Tuesday, April 22, 2014
Finally, At Least One Journalist Got It Right About Why Principals Won't Hire ATRs - Its About The Money!
I was pleasantly surprised when I read Charkbeat and saw the article Geoff Decker wrote about the contract negotiations that also included the ATR issue. While he didn't specifically identify the "fair student funding" as the culprit, the article did show that principals took money into account in their hiring decisions and that the DOE budgeting was the cause. This is the first article I have read where the money equation was factored into a school's hiring decision. The Chalkbeat article also referenced my blog where I explained why principals hire the "cheapest" and not the "best teachers" and you can find it here.
The Chalkbeat article was fair and presented both sides of the ATR issue and to me that is real journalism, not he ideological attacks the ATRs have faced from the City newspapers who still blindly follow the Bloomberg line of a corporate model that has shown to have failed when it comes to public education. Moreover, these very same newspapers always seem to ignore how a "newbie teacher", with a steep learning curve ahead, is good for student academic achievement. I guess, for them its "don't let the facts get in the way of a fairy tale" that the Bloomberg administration's "education on the cheap" policy is good for student outcomes.
Interestingly, according to the article, the City has not asked for an ATR time limit in their negotiations but are trying to work out an arrangement with the union to get the ATRs back into the classroom. This will make the corporate education reform groups and their media allies very unhappy but putting the ATRs back into the classroom will be what's best for the students. To counter the building seniority issue, the ATR will be picked up "provisionally" for the first year and if the ATR and the Principal both agree, the ATR is appointed for the second year and gains his or her building seniority.
Back to the money issue.
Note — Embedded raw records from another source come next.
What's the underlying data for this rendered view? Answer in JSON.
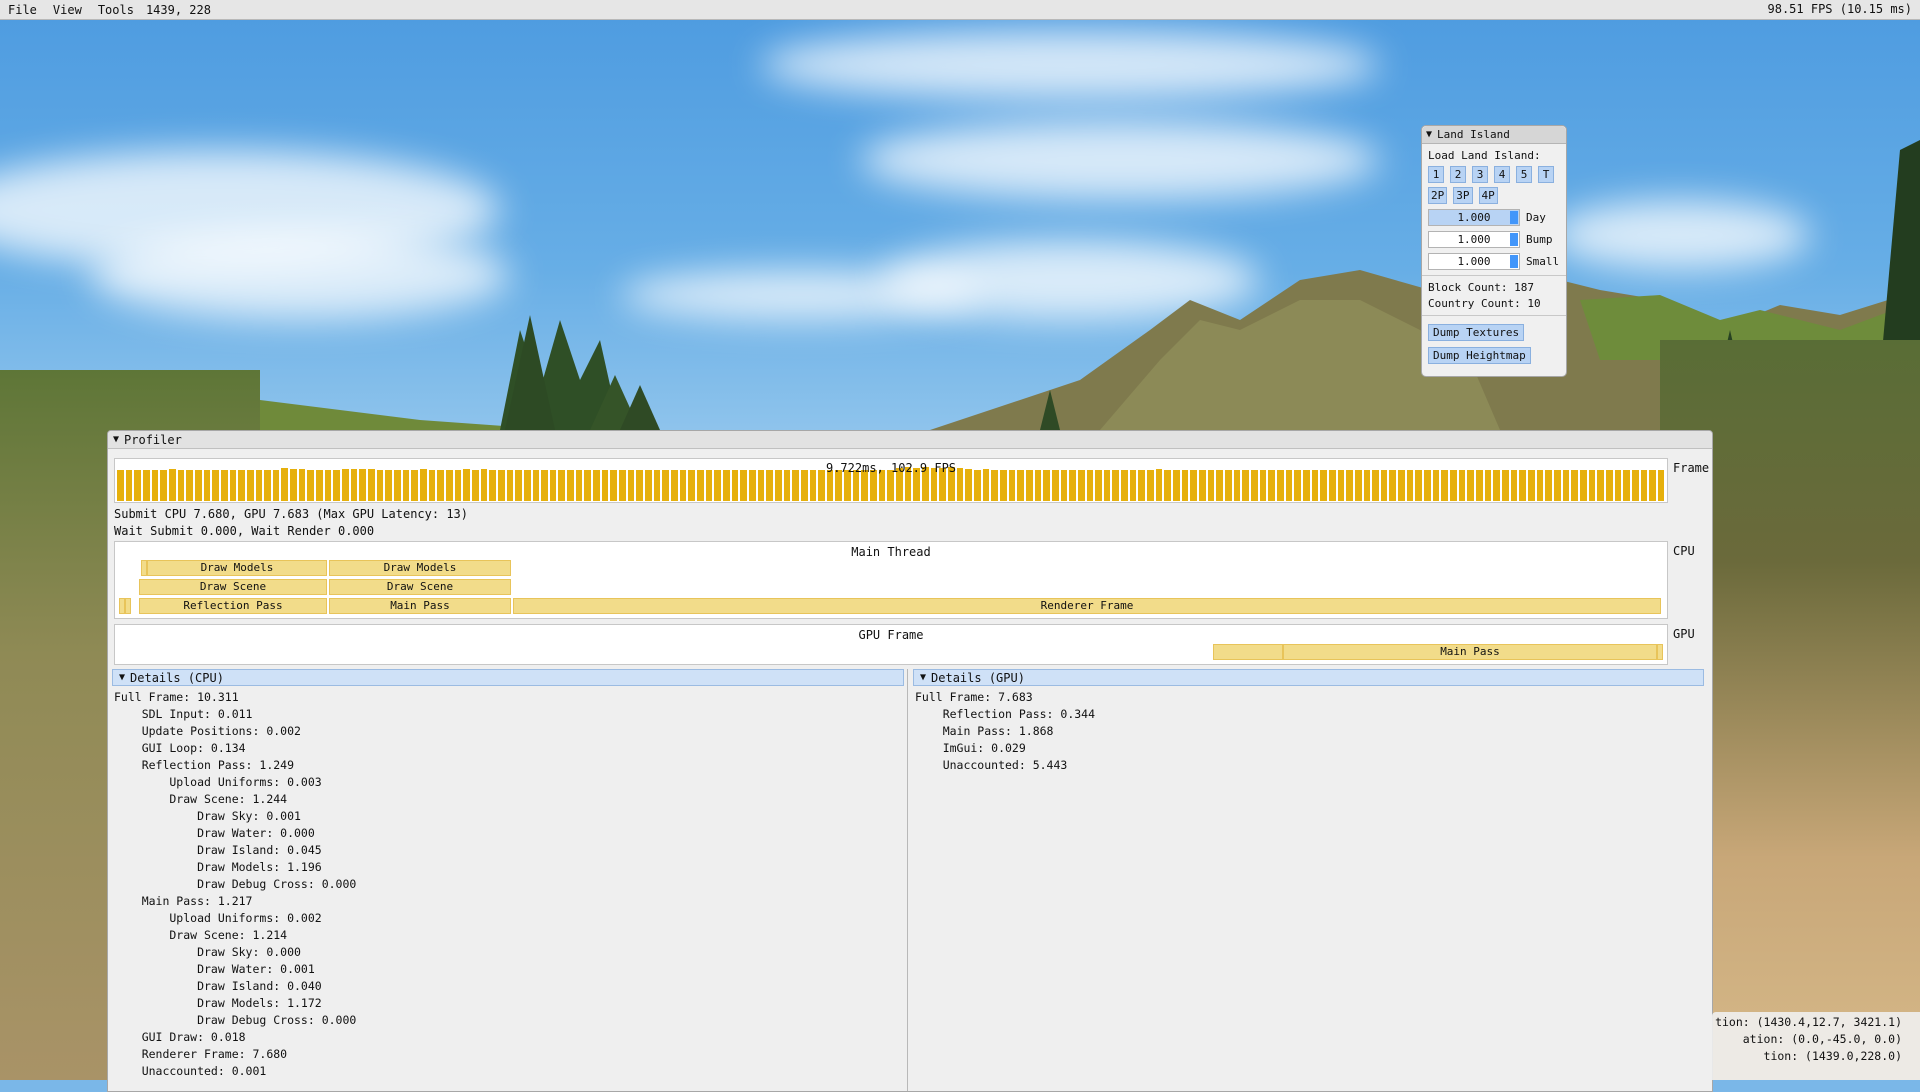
{
  "menubar": {
    "file": "File",
    "view": "View",
    "tools": "Tools",
    "mouse_coords": "1439, 228",
    "fps": "98.51 FPS (10.15 ms)"
  },
  "land_island": {
    "title": "Land Island",
    "load_label": "Load Land Island:",
    "island_buttons": [
      "1",
      "2",
      "3",
      "4",
      "5",
      "T"
    ],
    "pack_buttons": [
      "2P",
      "3P",
      "4P"
    ],
    "sliders": [
      {
        "value": "1.000",
        "label": "Day"
      },
      {
        "value": "1.000",
        "label": "Bump"
      },
      {
        "value": "1.000",
        "label": "Small"
      }
    ],
    "block_count": "Block Count: 187",
    "country_count": "Country Count: 10",
    "dump_textures": "Dump Textures",
    "dump_heightmap": "Dump Heightmap"
  },
  "profiler": {
    "title": "Profiler",
    "histogram_label": "9.722ms, 102.9 FPS",
    "histogram_values": [
      0.62,
      0.62,
      0.62,
      0.62,
      0.63,
      0.62,
      0.64,
      0.62,
      0.63,
      0.62,
      0.62,
      0.62,
      0.63,
      0.62,
      0.62,
      0.62,
      0.62,
      0.62,
      0.62,
      0.66,
      0.64,
      0.64,
      0.62,
      0.62,
      0.62,
      0.63,
      0.64,
      0.64,
      0.64,
      0.64,
      0.63,
      0.62,
      0.62,
      0.62,
      0.62,
      0.64,
      0.62,
      0.62,
      0.62,
      0.62,
      0.64,
      0.62,
      0.64,
      0.62,
      0.62,
      0.62,
      0.62,
      0.63,
      0.62,
      0.62,
      0.62,
      0.63,
      0.62,
      0.62,
      0.62,
      0.62,
      0.62,
      0.62,
      0.62,
      0.62,
      0.62,
      0.62,
      0.62,
      0.62,
      0.62,
      0.62,
      0.62,
      0.62,
      0.62,
      0.62,
      0.62,
      0.62,
      0.62,
      0.62,
      0.62,
      0.62,
      0.62,
      0.62,
      0.62,
      0.62,
      0.62,
      0.62,
      0.62,
      0.62,
      0.62,
      0.62,
      0.62,
      0.62,
      0.62,
      0.62,
      0.66,
      0.68,
      0.66,
      0.68,
      0.66,
      0.66,
      0.68,
      0.66,
      0.64,
      0.62,
      0.64,
      0.62,
      0.62,
      0.62,
      0.62,
      0.62,
      0.62,
      0.62,
      0.62,
      0.62,
      0.62,
      0.62,
      0.62,
      0.62,
      0.62,
      0.62,
      0.62,
      0.62,
      0.62,
      0.63,
      0.64,
      0.62,
      0.62,
      0.62,
      0.62,
      0.62,
      0.62,
      0.62,
      0.62,
      0.62,
      0.62,
      0.62,
      0.62,
      0.62,
      0.62,
      0.62,
      0.62,
      0.62,
      0.62,
      0.62,
      0.62,
      0.62,
      0.62,
      0.62,
      0.62,
      0.62,
      0.62,
      0.62,
      0.62,
      0.62,
      0.62,
      0.62,
      0.62,
      0.62,
      0.62,
      0.62,
      0.62,
      0.62,
      0.62,
      0.62,
      0.62,
      0.62,
      0.62,
      0.62,
      0.62,
      0.62,
      0.62,
      0.62,
      0.62,
      0.62,
      0.62,
      0.62,
      0.62,
      0.62,
      0.62,
      0.62,
      0.62,
      0.62,
      0.62
    ],
    "frame_label": "Frame",
    "submit_line": "Submit CPU 7.680, GPU 7.683 (Max GPU Latency: 13)",
    "wait_line": "Wait Submit 0.000, Wait Render 0.000",
    "cpu_label": "CPU",
    "gpu_label": "GPU",
    "main_thread": "Main Thread",
    "gpu_frame": "GPU Frame",
    "cpu_blocks": {
      "draw_models_1": "Draw Models",
      "draw_models_2": "Draw Models",
      "draw_scene_1": "Draw Scene",
      "draw_scene_2": "Draw Scene",
      "reflection_pass": "Reflection Pass",
      "main_pass": "Main Pass",
      "renderer_frame": "Renderer Frame"
    },
    "gpu_blocks": {
      "main_pass": "Main Pass"
    },
    "details_cpu": {
      "title": "Details (CPU)",
      "lines": [
        "Full Frame: 10.311",
        "    SDL Input: 0.011",
        "    Update Positions: 0.002",
        "    GUI Loop: 0.134",
        "    Reflection Pass: 1.249",
        "        Upload Uniforms: 0.003",
        "        Draw Scene: 1.244",
        "            Draw Sky: 0.001",
        "            Draw Water: 0.000",
        "            Draw Island: 0.045",
        "            Draw Models: 1.196",
        "            Draw Debug Cross: 0.000",
        "    Main Pass: 1.217",
        "        Upload Uniforms: 0.002",
        "        Draw Scene: 1.214",
        "            Draw Sky: 0.000",
        "            Draw Water: 0.001",
        "            Draw Island: 0.040",
        "            Draw Models: 1.172",
        "            Draw Debug Cross: 0.000",
        "    GUI Draw: 0.018",
        "    Renderer Frame: 7.680",
        "    Unaccounted: 0.001"
      ]
    },
    "details_gpu": {
      "title": "Details (GPU)",
      "lines": [
        "Full Frame: 7.683",
        "    Reflection Pass: 0.344",
        "    Main Pass: 1.868",
        "    ImGui: 0.029",
        "    Unaccounted: 5.443"
      ]
    }
  },
  "camera_overlay": {
    "lines": [
      "tion: (1430.4,12.7, 3421.1)",
      "ation: (0.0,-45.0, 0.0)",
      "tion: (1439.0,228.0)"
    ]
  },
  "colors": {
    "histogram_bar": "#e6b00c",
    "profile_block": "#f2dc8a",
    "button_blue": "#b8d3f4",
    "slider_grab": "#4296fa"
  }
}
Maybe our union needs to be be more proactive and explain how the DOE budgeting system works against students having the "quality teachers" they deserve not the "inexperienced teachers" that principals are hiring which is not in the best interests of student academic achievement.